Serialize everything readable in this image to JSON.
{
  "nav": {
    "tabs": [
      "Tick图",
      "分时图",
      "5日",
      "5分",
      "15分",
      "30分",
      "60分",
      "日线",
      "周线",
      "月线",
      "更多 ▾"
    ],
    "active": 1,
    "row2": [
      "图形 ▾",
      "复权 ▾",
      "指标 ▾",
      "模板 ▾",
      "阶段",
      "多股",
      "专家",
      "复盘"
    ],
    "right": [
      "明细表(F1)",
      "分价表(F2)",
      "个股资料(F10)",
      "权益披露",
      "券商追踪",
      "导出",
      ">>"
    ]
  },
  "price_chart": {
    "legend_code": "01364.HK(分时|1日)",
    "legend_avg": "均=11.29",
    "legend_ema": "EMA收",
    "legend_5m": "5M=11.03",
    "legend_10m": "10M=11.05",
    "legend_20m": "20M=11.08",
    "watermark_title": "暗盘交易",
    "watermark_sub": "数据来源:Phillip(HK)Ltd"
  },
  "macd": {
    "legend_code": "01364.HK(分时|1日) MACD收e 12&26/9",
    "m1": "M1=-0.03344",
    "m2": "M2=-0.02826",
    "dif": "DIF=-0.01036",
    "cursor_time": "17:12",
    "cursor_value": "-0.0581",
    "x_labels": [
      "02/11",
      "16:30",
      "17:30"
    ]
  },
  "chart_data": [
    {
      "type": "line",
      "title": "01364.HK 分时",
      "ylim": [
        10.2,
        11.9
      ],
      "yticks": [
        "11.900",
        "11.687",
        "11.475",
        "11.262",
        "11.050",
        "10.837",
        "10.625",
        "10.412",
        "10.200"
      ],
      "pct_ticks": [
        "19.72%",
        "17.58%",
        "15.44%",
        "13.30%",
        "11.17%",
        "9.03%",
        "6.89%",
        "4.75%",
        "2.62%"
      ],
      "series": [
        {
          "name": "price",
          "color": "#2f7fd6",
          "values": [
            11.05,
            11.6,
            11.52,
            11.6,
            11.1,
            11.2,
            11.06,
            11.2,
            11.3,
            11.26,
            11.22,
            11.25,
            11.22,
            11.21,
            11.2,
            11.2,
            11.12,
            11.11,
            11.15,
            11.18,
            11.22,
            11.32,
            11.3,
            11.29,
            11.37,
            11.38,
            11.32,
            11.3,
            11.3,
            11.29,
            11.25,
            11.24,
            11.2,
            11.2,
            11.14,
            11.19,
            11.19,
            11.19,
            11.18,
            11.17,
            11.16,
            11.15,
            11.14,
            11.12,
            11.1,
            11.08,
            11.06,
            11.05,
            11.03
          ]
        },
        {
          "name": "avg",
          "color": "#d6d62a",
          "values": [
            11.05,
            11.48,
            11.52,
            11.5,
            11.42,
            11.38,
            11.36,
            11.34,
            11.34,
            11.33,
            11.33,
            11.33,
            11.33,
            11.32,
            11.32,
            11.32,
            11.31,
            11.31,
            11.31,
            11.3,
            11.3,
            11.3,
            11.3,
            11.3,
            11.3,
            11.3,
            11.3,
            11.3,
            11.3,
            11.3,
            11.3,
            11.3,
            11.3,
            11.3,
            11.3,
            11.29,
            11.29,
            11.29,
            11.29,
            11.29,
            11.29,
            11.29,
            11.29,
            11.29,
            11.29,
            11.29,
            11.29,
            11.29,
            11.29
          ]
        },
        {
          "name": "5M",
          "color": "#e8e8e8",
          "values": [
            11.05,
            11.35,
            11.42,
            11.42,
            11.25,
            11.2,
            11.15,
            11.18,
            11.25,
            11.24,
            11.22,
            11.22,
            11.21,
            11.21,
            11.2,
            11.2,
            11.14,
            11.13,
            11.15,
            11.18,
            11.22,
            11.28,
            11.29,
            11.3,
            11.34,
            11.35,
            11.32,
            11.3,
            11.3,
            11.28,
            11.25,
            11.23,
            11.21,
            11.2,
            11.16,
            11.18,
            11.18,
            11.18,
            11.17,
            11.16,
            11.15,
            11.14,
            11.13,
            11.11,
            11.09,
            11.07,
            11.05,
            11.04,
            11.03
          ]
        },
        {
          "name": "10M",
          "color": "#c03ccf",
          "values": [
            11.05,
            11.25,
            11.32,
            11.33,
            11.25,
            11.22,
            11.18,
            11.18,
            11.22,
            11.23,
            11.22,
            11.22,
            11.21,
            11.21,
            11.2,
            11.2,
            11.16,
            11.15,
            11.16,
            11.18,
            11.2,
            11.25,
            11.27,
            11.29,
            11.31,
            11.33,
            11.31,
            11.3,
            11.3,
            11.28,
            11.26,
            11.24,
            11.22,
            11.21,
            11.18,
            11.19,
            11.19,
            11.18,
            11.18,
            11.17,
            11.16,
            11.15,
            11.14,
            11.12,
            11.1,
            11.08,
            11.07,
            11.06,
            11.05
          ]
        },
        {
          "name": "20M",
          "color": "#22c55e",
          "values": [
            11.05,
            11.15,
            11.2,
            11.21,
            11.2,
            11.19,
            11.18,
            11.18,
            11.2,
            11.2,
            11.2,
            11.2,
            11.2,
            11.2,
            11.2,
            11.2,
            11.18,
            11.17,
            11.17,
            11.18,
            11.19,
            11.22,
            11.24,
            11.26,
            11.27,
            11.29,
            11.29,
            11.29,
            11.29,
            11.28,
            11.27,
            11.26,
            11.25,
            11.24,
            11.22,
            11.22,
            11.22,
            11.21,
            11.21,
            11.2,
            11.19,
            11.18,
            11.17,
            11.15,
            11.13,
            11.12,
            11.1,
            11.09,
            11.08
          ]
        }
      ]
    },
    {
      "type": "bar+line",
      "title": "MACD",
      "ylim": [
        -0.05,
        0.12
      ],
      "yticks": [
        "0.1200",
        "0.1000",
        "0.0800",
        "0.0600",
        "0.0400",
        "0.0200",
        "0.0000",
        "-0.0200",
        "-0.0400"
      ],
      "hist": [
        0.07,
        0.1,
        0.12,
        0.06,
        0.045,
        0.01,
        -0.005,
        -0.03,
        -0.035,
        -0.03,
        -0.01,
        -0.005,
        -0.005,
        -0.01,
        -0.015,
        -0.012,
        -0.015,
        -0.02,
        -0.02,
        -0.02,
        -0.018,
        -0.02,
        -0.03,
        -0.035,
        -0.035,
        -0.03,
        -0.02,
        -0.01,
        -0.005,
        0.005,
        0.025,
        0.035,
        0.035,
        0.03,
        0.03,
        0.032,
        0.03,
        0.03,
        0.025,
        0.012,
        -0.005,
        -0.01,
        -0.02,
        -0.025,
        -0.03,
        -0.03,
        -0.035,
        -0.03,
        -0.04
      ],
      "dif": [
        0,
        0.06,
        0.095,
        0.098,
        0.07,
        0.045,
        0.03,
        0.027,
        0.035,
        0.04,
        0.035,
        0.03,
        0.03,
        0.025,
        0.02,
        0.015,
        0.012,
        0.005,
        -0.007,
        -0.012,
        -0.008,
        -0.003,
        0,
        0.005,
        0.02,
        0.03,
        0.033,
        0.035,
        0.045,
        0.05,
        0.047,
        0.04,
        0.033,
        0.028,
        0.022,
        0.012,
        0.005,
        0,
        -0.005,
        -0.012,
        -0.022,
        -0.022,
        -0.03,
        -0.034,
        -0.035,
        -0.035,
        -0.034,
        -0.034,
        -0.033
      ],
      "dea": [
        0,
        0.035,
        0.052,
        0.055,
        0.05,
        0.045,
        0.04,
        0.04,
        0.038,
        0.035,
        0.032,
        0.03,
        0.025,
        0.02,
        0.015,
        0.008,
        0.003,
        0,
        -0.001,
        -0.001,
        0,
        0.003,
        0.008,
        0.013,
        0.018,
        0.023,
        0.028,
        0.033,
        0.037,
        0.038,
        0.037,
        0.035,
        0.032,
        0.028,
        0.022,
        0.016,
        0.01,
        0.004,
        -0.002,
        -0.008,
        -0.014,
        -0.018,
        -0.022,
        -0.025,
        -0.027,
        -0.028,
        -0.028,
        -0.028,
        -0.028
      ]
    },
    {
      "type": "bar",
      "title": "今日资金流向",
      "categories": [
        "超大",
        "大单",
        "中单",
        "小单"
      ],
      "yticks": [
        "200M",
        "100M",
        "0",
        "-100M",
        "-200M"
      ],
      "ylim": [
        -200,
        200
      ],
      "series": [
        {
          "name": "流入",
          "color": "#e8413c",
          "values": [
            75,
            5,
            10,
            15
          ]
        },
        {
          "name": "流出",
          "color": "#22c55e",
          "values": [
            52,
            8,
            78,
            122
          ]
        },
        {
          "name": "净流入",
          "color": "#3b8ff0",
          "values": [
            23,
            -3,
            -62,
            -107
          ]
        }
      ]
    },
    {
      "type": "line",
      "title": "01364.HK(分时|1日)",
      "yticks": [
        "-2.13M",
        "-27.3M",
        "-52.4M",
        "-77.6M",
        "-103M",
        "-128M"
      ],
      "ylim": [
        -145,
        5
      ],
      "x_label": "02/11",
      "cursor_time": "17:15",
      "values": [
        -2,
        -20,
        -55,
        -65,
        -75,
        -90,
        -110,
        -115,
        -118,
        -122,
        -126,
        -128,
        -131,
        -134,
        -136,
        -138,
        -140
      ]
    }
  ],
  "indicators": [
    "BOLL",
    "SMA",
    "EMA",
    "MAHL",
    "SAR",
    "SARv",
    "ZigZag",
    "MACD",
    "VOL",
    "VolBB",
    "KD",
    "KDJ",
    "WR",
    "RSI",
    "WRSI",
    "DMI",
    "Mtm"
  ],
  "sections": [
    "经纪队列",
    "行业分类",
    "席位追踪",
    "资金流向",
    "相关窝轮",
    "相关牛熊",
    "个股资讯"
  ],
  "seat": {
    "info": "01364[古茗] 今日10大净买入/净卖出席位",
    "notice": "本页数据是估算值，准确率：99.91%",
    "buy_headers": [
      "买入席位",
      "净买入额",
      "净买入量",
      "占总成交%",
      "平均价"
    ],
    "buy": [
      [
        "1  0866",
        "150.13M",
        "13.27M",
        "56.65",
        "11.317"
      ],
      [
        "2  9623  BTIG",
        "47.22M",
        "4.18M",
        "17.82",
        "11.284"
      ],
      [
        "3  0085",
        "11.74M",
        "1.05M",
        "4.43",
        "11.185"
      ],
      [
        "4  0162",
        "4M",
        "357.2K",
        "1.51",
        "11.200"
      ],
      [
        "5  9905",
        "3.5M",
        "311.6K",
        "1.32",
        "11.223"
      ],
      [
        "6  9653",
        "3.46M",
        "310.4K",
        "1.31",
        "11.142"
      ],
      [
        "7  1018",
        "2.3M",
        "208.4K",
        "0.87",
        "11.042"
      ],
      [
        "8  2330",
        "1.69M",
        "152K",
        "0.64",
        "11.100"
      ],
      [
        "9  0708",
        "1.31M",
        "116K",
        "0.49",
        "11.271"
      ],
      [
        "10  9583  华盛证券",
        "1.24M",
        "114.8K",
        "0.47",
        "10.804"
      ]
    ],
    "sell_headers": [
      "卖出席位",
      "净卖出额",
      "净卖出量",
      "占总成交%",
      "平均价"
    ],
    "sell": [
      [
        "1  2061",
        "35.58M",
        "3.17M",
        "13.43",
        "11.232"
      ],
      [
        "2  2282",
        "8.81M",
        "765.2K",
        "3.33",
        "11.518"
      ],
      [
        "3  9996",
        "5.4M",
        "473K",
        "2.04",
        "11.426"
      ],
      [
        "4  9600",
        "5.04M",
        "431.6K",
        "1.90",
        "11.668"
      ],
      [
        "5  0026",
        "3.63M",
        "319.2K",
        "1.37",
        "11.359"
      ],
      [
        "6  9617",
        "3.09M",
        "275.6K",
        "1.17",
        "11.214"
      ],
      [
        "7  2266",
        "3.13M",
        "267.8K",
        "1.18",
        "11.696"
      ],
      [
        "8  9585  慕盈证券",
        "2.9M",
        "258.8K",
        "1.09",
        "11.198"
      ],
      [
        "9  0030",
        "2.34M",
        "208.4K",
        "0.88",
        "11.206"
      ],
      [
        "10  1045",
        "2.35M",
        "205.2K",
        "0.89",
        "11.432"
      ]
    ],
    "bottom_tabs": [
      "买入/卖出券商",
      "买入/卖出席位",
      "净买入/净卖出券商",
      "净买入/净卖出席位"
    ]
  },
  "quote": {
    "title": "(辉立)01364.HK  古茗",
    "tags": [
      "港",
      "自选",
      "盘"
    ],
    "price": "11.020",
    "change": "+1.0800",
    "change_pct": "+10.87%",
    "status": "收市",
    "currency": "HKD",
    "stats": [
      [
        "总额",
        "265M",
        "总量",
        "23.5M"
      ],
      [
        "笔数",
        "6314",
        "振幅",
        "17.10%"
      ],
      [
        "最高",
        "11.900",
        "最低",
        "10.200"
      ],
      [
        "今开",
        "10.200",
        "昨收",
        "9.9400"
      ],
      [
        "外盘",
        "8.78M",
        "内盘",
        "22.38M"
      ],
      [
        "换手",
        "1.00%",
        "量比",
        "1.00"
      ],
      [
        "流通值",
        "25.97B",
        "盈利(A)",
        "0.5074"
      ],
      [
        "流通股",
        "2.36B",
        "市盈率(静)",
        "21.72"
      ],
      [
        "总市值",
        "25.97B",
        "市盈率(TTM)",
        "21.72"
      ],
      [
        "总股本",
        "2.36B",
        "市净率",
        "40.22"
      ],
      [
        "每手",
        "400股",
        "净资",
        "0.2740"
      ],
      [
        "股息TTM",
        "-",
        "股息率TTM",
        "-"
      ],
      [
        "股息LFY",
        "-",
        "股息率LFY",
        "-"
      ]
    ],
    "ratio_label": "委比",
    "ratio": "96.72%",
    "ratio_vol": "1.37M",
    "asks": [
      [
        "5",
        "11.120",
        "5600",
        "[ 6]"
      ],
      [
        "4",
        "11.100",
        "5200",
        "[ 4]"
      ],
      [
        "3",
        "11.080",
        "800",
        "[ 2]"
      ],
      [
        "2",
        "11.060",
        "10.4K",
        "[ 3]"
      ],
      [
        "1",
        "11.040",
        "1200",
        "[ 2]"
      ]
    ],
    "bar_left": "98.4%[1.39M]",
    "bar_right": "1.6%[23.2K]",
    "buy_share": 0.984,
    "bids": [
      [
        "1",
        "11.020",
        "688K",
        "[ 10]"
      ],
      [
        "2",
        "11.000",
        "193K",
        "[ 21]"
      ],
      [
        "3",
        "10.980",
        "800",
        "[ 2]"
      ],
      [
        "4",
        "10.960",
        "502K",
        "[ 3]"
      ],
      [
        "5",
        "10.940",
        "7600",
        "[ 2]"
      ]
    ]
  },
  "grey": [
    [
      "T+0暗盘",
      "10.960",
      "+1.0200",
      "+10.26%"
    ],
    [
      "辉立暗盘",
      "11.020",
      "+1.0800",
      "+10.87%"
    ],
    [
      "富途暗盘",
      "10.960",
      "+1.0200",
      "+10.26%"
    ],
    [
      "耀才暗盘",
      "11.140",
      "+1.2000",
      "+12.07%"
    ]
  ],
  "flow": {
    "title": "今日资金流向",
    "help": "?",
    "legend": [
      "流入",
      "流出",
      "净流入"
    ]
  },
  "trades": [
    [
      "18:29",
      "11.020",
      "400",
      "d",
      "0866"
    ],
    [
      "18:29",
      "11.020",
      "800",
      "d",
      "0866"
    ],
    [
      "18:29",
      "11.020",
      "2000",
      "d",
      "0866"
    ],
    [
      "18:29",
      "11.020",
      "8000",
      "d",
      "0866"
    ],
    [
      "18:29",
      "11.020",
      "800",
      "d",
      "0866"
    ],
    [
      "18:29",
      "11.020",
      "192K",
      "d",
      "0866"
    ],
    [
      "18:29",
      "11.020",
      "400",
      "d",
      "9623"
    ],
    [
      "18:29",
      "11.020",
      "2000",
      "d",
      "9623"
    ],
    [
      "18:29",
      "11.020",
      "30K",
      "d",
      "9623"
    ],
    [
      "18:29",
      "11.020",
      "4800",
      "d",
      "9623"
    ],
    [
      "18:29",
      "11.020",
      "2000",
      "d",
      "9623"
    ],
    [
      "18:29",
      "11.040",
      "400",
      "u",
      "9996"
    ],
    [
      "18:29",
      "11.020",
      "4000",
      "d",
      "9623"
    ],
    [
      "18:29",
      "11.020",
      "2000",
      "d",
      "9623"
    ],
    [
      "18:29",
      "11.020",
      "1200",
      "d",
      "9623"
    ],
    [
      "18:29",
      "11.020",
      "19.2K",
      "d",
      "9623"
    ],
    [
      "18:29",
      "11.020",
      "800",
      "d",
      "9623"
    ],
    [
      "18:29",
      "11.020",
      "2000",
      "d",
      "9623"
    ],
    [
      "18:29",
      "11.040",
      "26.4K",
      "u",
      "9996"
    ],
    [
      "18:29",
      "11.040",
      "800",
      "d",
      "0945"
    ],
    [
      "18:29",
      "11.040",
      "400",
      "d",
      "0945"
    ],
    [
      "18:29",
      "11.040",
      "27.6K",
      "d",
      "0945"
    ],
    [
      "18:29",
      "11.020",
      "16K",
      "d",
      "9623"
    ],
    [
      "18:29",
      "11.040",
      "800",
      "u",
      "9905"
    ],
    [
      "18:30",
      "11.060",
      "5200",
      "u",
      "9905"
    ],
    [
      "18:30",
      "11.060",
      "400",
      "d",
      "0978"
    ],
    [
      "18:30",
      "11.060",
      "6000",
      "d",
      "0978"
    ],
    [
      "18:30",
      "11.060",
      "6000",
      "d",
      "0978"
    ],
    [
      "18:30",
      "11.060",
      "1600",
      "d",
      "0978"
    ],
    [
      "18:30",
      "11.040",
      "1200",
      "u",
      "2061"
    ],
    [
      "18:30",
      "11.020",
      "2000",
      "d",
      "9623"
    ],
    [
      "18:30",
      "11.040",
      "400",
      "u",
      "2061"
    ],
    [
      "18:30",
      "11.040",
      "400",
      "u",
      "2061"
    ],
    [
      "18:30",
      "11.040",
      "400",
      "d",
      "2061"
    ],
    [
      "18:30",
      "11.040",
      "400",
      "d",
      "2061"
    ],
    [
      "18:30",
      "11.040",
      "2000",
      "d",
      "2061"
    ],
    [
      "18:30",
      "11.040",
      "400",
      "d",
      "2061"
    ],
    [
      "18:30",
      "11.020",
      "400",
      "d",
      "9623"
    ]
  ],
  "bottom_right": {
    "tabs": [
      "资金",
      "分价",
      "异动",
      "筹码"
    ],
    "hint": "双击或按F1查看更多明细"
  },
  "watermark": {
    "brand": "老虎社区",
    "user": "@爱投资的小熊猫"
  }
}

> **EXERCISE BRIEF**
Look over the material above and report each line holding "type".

> **OUTPUT BELOW**
      "type": "line",
      "type": "bar+line",
      "type": "bar",
      "type": "line",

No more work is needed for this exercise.